It is sublime. It is also bittersweet.
“They’ve found their place in society,” Joseph Slaughter, an English professor at Columbia, said, referring to the heroes of such stories. “It reaffirms natural ideas of home and society,” he added, “that everybody will find their place.”
The genre frequently featured a fatherless man. In “Great Expectations,” Pip searches for the father figure who provided him with his inheritance. Huckleberry Finn flees his drunken father and heads for the Mississippi River. And Lazarillo de Tormes, the young antihero is sent to live with an old tutor by his single mother.
James was raised by a single 16 year old mother in Akron, finding father figures in basketball gyms and siblings in his teammates, to whom he always preferred to pass the ball and whom he always kept close. After his triumph over the Golden State Warriors, James reportedly insisted on three portraits: one with his mother, Gloria; one with his coterie of close friends, some of whom he has known since childhood; and one with his wife and their three children — on Father’s Day.
James could still win another championship or three for the Los Angeles Lakers, although he probably won’t. He could clinch an N.B.A. finals on Cleveland’s home court. He could even return to Cleveland once more to pass on the torch to his son, who is projected as a top pick in the NBA draft.

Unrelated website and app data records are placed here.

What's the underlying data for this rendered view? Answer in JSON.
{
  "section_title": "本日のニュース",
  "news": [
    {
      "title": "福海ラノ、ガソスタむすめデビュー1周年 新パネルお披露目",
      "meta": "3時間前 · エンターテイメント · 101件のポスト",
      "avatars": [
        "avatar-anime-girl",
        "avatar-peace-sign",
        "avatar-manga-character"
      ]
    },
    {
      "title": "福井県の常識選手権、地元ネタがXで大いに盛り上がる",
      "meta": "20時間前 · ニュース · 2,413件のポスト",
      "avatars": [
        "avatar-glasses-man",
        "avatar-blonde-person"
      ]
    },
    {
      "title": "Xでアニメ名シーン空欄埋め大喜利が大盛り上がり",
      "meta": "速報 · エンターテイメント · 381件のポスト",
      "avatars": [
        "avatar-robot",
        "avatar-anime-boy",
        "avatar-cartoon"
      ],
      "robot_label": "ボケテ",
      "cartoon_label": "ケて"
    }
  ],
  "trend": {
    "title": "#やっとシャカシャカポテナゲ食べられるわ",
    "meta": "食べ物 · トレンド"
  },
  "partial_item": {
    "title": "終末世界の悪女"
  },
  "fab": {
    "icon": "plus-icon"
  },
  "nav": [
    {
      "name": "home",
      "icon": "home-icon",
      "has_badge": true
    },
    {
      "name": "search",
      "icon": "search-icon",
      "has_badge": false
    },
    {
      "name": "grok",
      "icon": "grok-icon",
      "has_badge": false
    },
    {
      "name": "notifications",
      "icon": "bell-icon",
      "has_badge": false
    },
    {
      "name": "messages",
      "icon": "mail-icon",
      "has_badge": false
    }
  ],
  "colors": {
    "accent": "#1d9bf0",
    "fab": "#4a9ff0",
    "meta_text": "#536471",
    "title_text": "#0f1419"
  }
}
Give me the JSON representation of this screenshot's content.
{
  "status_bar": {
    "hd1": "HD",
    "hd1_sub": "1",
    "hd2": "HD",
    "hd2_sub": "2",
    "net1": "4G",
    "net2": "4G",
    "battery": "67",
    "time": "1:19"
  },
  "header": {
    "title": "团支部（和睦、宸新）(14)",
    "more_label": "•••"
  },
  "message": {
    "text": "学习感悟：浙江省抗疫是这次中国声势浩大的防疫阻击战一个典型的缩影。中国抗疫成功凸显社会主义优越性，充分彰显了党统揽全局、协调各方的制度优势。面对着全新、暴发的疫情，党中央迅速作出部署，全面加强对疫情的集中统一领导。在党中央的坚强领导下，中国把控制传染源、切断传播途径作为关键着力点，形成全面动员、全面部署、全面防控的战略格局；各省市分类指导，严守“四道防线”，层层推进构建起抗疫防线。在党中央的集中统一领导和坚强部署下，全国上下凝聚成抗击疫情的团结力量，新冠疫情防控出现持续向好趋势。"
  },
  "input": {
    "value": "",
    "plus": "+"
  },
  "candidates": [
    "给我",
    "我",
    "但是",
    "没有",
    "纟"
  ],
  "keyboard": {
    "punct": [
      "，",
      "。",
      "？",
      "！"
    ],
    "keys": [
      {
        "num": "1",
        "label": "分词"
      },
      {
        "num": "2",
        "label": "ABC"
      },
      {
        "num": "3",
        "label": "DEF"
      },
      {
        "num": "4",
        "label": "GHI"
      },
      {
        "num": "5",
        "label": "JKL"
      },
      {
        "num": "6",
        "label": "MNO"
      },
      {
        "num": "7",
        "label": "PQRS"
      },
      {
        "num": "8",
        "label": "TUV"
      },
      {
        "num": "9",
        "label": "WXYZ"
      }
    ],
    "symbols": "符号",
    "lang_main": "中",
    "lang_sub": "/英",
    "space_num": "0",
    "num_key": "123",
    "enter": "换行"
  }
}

But what he cannot do again is play quite as poignant a role, in his life or in ours. Having won a championship for Northeast Ohio, he is now the fully formed person he will be for the rest of his life.
“If he wins more, it’s denouement; it’s not climax,” Phelan said. “It’s epilogue or sequel.”
For someone to find his place so completely, in such triumph, is a wonderful thing that allows us to transcend the boundaries of culture and language that are sometimes present when reading Arabic literature in translation. And even for those who haven’t been exposed to the genre, it is no small consolation to be able to say that we can relate to people who lived and wrote so long ago and so far away.